Smart phone apps
Learn about your body and how it works! Many women use apps via a smart phone to register their menstrual cycle and/or ovulation and/or intercourse occasions. Apps can be a great help in learning how your menstrual cycle is and about your ovulation
There are many apps that work well. Find one you like. One app that we feel is exceptional and easy to use is Natural Cycles. It combines research in the field of fertility with an advanced mathematical computer model. It’s a lot more than just a calendar to keep track of your period. Natural Cycles can be used both as a natural contraceptive method as well as a method to help become pregnant. Read more at: www.naturalcycles.com
Of course, sexual intercourse is an important act needed to get pregnant! Many couples trying to conceive often note that, after a few months, sex becomes mechanical or a “must do” act. There is a lot of advice on what to do or not do, much of which is just traditional ideas or opinions without scientific proof. If you have relatively regular menstrual cycles and have sex about twice a week, you don’t need to worry about when you ovulate. However, if you have sexual problems, it is important to seek help as there are treatments available.
Miscarriages are relatively common. About 15 % of pregnancies end in a miscarriage. In women just a few years older than 40, the risk is at least 50 %. Most often, there are problems, such as genetic or chromosomal abnormalities with the fetus.
If you have had one or two miscarriages, you don’t have an increased risk for miscarriage in the next pregnancy. It isn’t until after the third consecutive miscarriage (in couples who don’t have a healthy child), that we start to consider doing a diagnostic evaluation. Even so, it is very rare that we find a problem. If you have had a positive pregnancy test at the time of an expected period but your period comes within a week, we usually don’t count these pregnancies as a miscarriage, even though it is often as disappointing as a miscarriage.
When to seek help
• >1 year - If it’s gone longer than 12 months of trying
• Age – if you are older than 38 years and you have been trying for 6 months
• Irregular menstrual cycles - if you have menstrual cycles longer than 40 days or shorter than 23 days.
• Infertility in a previous relationship or pregnancy - if you have a known problem with infertility from a previous relationship or longer than 1 year to conception with a previous pregnancy.
• Extra-uterine pregnancy or salpingitis (tubal infection) - if you have been trying for 6 months.
• Previous operations in the scrotum - you have been trying for 6 months.
• Sexual problems – contact either us or a sexological clinic directly.
• Previous illnesses - if you take medication for a previous condition, please contact your doctor who has prescribed the medication.
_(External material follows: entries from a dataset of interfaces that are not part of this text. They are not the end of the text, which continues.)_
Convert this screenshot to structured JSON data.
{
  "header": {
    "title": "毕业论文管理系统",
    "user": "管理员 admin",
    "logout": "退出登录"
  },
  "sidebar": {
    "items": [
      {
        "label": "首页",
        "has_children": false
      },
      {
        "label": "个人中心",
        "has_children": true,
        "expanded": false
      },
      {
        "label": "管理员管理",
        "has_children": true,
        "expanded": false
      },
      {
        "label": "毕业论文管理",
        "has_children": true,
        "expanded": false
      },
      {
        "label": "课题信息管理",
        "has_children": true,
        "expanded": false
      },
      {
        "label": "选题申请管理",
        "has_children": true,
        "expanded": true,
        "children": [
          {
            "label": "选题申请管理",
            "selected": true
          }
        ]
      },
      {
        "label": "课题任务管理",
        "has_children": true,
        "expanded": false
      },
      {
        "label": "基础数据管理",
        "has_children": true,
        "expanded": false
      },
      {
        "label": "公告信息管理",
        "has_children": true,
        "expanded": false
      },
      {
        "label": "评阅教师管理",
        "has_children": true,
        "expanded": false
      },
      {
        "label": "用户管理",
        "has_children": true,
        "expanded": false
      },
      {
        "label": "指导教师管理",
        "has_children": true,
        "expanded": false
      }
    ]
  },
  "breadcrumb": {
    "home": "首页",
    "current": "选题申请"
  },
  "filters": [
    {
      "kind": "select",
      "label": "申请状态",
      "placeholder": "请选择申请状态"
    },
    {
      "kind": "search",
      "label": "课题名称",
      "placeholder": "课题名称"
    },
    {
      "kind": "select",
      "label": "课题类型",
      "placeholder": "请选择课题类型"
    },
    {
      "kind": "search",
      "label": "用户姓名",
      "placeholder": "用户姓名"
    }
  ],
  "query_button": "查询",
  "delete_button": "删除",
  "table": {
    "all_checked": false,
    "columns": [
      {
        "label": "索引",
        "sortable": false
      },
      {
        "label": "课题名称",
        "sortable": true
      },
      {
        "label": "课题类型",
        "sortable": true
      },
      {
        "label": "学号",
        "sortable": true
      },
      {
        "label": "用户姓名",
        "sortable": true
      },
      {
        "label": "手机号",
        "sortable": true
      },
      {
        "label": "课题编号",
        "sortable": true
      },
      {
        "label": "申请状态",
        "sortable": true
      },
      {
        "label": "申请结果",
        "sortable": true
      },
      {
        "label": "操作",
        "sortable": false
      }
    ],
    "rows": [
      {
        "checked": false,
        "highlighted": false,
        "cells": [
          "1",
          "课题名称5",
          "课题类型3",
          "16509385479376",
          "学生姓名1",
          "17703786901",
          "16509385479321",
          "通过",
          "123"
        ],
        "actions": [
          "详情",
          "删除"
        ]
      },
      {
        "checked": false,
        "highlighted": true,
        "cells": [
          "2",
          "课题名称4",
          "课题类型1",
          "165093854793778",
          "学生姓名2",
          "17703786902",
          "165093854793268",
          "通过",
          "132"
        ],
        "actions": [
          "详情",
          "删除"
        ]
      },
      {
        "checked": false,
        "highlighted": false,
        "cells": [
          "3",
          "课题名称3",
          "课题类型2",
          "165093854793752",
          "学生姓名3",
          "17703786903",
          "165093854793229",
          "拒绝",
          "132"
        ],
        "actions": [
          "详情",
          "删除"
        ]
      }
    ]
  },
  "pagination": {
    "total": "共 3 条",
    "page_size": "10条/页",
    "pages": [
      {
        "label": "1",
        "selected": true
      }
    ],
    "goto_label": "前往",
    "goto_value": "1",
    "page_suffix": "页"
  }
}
It is important when you are trying to conceive that you are taking medication that is fine to have during a pregnancy.
• Anxious? - if you are worried that you will have problems, sometimes it can be good to get an objective opinion.